■ MATERIAL FOR THIS EXERCISE:
=-=-=

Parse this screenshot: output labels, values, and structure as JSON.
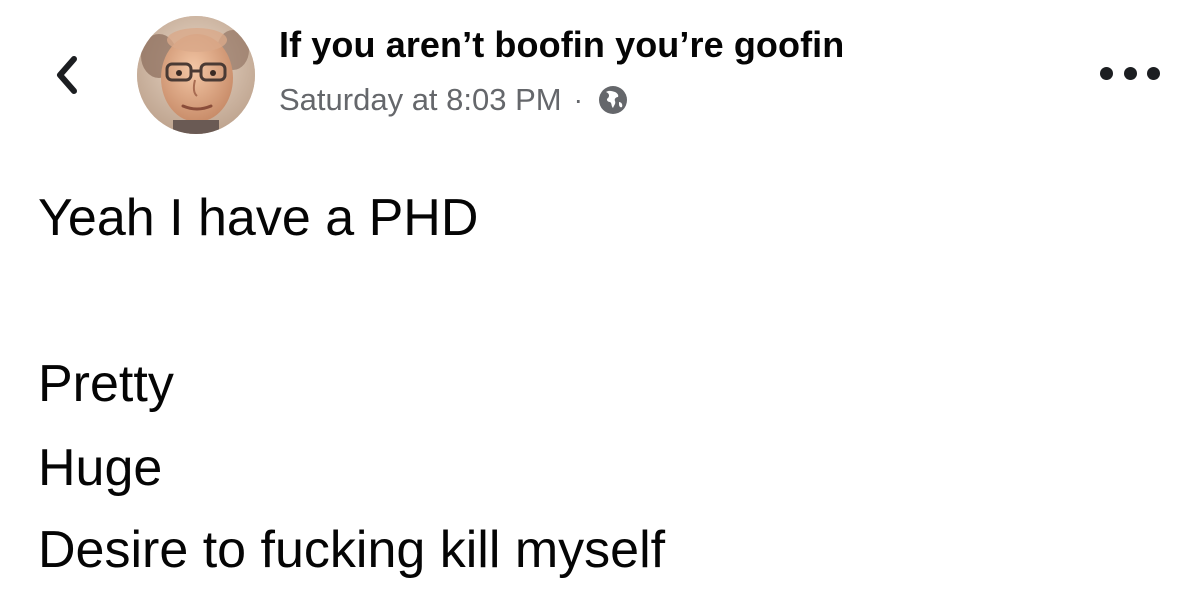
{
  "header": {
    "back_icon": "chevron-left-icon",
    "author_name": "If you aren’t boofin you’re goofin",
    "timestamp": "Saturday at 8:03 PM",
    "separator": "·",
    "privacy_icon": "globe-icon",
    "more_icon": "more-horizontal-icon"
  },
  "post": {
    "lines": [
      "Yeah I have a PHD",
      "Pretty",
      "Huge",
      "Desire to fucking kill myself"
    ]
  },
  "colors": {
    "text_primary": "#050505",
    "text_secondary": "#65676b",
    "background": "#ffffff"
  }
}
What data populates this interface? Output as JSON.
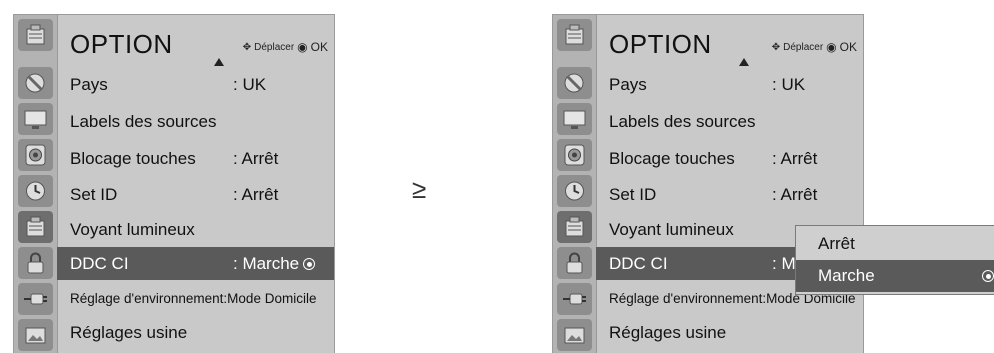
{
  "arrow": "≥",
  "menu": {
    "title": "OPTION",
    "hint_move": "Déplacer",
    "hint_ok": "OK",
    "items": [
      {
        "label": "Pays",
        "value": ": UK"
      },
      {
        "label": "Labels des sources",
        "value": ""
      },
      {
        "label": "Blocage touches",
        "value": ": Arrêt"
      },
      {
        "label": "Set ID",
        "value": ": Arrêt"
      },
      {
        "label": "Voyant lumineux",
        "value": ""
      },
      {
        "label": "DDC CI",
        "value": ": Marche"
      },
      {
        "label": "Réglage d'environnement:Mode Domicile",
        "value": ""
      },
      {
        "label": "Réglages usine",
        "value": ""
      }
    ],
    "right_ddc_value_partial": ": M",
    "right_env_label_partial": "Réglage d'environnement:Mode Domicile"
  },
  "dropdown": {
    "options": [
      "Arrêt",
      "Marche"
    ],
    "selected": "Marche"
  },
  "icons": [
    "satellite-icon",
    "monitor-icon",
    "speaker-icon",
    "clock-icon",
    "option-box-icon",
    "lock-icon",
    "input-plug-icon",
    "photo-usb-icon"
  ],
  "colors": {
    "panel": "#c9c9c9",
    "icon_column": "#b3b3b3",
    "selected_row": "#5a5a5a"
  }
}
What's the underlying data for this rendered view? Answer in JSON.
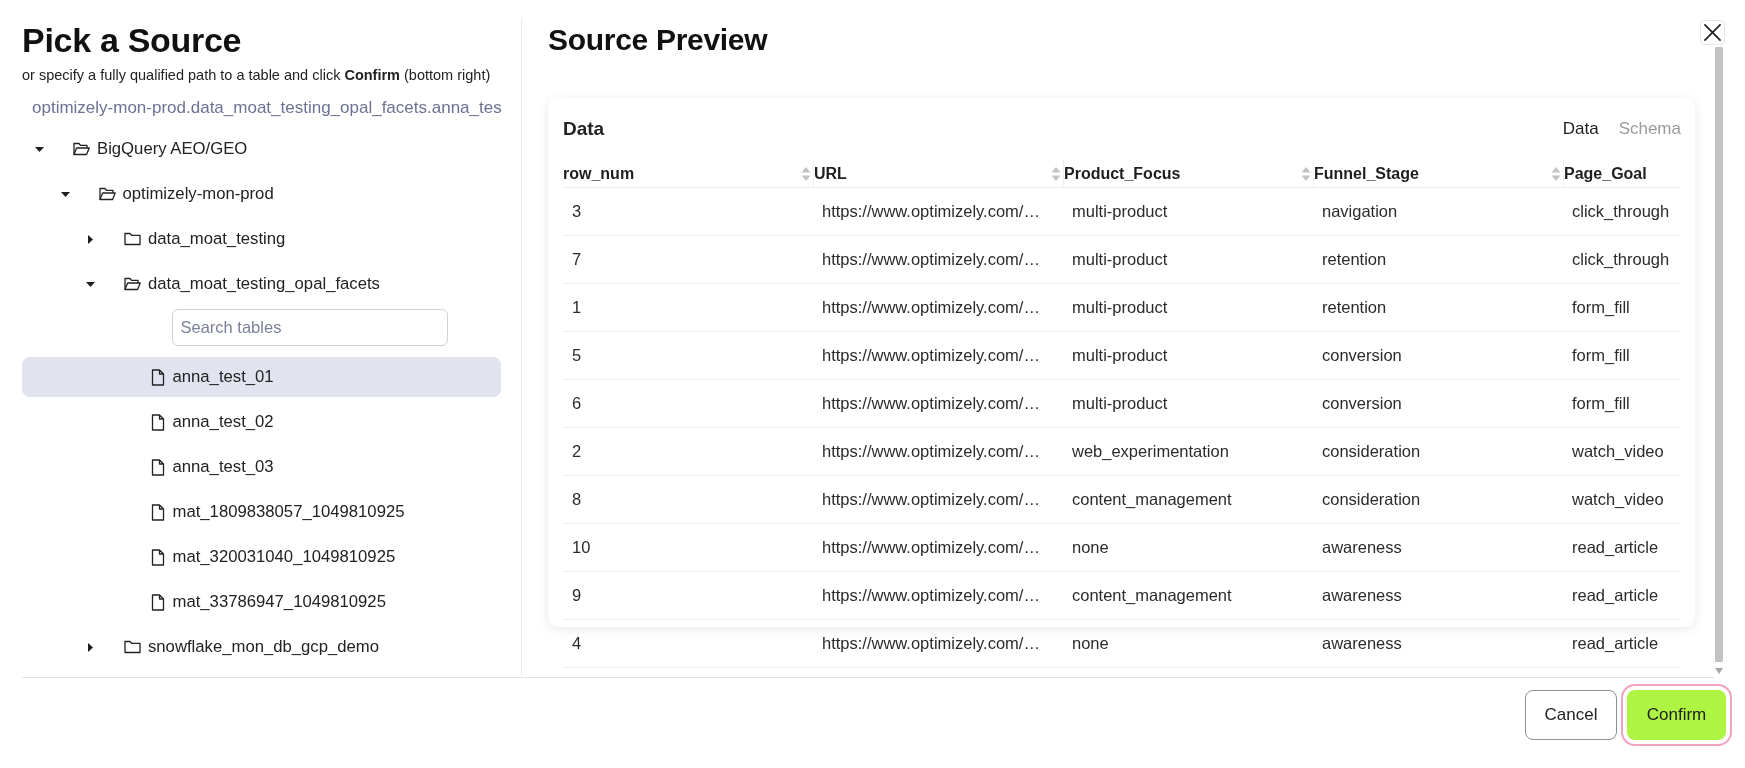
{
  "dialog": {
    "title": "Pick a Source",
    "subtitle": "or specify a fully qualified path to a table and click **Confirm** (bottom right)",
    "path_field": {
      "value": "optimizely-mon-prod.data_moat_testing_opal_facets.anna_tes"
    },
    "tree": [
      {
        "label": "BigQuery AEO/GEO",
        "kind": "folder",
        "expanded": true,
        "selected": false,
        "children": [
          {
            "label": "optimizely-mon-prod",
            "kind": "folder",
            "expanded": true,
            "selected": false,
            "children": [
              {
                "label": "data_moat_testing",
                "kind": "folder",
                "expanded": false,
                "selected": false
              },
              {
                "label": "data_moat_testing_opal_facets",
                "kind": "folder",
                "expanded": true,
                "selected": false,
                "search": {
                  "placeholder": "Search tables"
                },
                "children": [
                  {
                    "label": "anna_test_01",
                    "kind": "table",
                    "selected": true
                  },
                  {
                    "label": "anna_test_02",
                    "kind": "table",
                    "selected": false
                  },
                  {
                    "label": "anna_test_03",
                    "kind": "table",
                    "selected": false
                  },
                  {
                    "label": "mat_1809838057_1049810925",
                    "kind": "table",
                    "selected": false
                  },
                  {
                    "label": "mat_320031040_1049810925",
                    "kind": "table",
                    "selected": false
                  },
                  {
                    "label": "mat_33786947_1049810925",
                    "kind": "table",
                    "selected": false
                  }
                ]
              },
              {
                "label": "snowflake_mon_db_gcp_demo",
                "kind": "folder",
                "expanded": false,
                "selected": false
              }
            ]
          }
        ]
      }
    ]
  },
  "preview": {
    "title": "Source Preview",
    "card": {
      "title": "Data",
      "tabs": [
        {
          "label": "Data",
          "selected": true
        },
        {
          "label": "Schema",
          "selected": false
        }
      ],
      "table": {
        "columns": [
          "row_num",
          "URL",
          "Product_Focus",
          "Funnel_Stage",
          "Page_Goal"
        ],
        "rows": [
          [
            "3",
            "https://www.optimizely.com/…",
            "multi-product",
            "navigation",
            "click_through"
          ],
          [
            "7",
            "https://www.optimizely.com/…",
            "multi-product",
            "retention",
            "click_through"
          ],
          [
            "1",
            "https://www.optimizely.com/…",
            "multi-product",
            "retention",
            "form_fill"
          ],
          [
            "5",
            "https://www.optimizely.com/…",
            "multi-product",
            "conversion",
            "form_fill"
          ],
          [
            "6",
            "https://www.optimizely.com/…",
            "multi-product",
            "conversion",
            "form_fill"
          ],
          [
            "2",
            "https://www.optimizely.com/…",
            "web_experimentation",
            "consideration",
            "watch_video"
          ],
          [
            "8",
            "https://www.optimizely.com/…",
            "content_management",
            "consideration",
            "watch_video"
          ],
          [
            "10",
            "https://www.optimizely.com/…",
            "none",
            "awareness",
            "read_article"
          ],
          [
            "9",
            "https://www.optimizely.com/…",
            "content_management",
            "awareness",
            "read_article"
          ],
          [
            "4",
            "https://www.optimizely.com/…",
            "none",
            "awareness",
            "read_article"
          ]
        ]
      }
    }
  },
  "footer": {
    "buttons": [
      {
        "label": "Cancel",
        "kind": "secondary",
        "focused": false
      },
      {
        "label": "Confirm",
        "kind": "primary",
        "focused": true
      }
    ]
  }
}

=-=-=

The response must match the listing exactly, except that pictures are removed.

Parse this screenshot: output labels, values, and structure as JSON.
{
  "header": {
    "back_icon": "chevron-left-icon",
    "author_name": "If you aren’t boofin you’re goofin",
    "timestamp": "Saturday at 8:03 PM",
    "separator": "·",
    "privacy_icon": "globe-icon",
    "more_icon": "more-horizontal-icon"
  },
  "post": {
    "lines": [
      "Yeah I have a PHD",
      "Pretty",
      "Huge",
      "Desire to fucking kill myself"
    ]
  },
  "colors": {
    "text_primary": "#050505",
    "text_secondary": "#65676b",
    "background": "#ffffff"
  }
}
What data populates this interface? Output as JSON.
{
  "arrow": "≥",
  "menu": {
    "title": "OPTION",
    "hint_move": "Déplacer",
    "hint_ok": "OK",
    "items": [
      {
        "label": "Pays",
        "value": ": UK"
      },
      {
        "label": "Labels des sources",
        "value": ""
      },
      {
        "label": "Blocage touches",
        "value": ": Arrêt"
      },
      {
        "label": "Set ID",
        "value": ": Arrêt"
      },
      {
        "label": "Voyant lumineux",
        "value": ""
      },
      {
        "label": "DDC CI",
        "value": ": Marche"
      },
      {
        "label": "Réglage d'environnement:Mode Domicile",
        "value": ""
      },
      {
        "label": "Réglages usine",
        "value": ""
      }
    ],
    "right_ddc_value_partial": ": M",
    "right_env_label_partial": "Réglage d'environnement:Mode Domicile"
  },
  "dropdown": {
    "options": [
      "Arrêt",
      "Marche"
    ],
    "selected": "Marche"
  },
  "icons": [
    "satellite-icon",
    "monitor-icon",
    "speaker-icon",
    "clock-icon",
    "option-box-icon",
    "lock-icon",
    "input-plug-icon",
    "photo-usb-icon"
  ],
  "colors": {
    "panel": "#c9c9c9",
    "icon_column": "#b3b3b3",
    "selected_row": "#5a5a5a"
  }
}
What's the underlying data for this rendered view? Answer in JSON.
{
  "dialog": {
    "title": "Pick a Source",
    "subtitle": "or specify a fully qualified path to a table and click **Confirm** (bottom right)",
    "path_field": {
      "value": "optimizely-mon-prod.data_moat_testing_opal_facets.anna_tes"
    },
    "tree": [
      {
        "label": "BigQuery AEO/GEO",
        "kind": "folder",
        "expanded": true,
        "selected": false,
        "children": [
          {
            "label": "optimizely-mon-prod",
            "kind": "folder",
            "expanded": true,
            "selected": false,
            "children": [
              {
                "label": "data_moat_testing",
                "kind": "folder",
                "expanded": false,
                "selected": false
              },
              {
                "label": "data_moat_testing_opal_facets",
                "kind": "folder",
                "expanded": true,
                "selected": false,
                "search": {
                  "placeholder": "Search tables"
                },
                "children": [
                  {
                    "label": "anna_test_01",
                    "kind": "table",
                    "selected": true
                  },
                  {
                    "label": "anna_test_02",
                    "kind": "table",
                    "selected": false
                  },
                  {
                    "label": "anna_test_03",
                    "kind": "table",
                    "selected": false
                  },
                  {
                    "label": "mat_1809838057_1049810925",
                    "kind": "table",
                    "selected": false
                  },
                  {
                    "label": "mat_320031040_1049810925",
                    "kind": "table",
                    "selected": false
                  },
                  {
                    "label": "mat_33786947_1049810925",
                    "kind": "table",
                    "selected": false
                  }
                ]
              },
              {
                "label": "snowflake_mon_db_gcp_demo",
                "kind": "folder",
                "expanded": false,
                "selected": false
              }
            ]
          }
        ]
      }
    ]
  },
  "preview": {
    "title": "Source Preview",
    "card": {
      "title": "Data",
      "tabs": [
        {
          "label": "Data",
          "selected": true
        },
        {
          "label": "Schema",
          "selected": false
        }
      ],
      "table": {
        "columns": [
          "row_num",
          "URL",
          "Product_Focus",
          "Funnel_Stage",
          "Page_Goal"
        ],
        "rows": [
          [
            "3",
            "https://www.optimizely.com/…",
            "multi-product",
            "navigation",
            "click_through"
          ],
          [
            "7",
            "https://www.optimizely.com/…",
            "multi-product",
            "retention",
            "click_through"
          ],
          [
            "1",
            "https://www.optimizely.com/…",
            "multi-product",
            "retention",
            "form_fill"
          ],
          [
            "5",
            "https://www.optimizely.com/…",
            "multi-product",
            "conversion",
            "form_fill"
          ],
          [
            "6",
            "https://www.optimizely.com/…",
            "multi-product",
            "conversion",
            "form_fill"
          ],
          [
            "2",
            "https://www.optimizely.com/…",
            "web_experimentation",
            "consideration",
            "watch_video"
          ],
          [
            "8",
            "https://www.optimizely.com/…",
            "content_management",
            "consideration",
            "watch_video"
          ],
          [
            "10",
            "https://www.optimizely.com/…",
            "none",
            "awareness",
            "read_article"
          ],
          [
            "9",
            "https://www.optimizely.com/…",
            "content_management",
            "awareness",
            "read_article"
          ],
          [
            "4",
            "https://www.optimizely.com/…",
            "none",
            "awareness",
            "read_article"
          ]
        ]
      }
    }
  },
  "footer": {
    "buttons": [
      {
        "label": "Cancel",
        "kind": "secondary",
        "focused": false
      },
      {
        "label": "Confirm",
        "kind": "primary",
        "focused": true
      }
    ]
  }
}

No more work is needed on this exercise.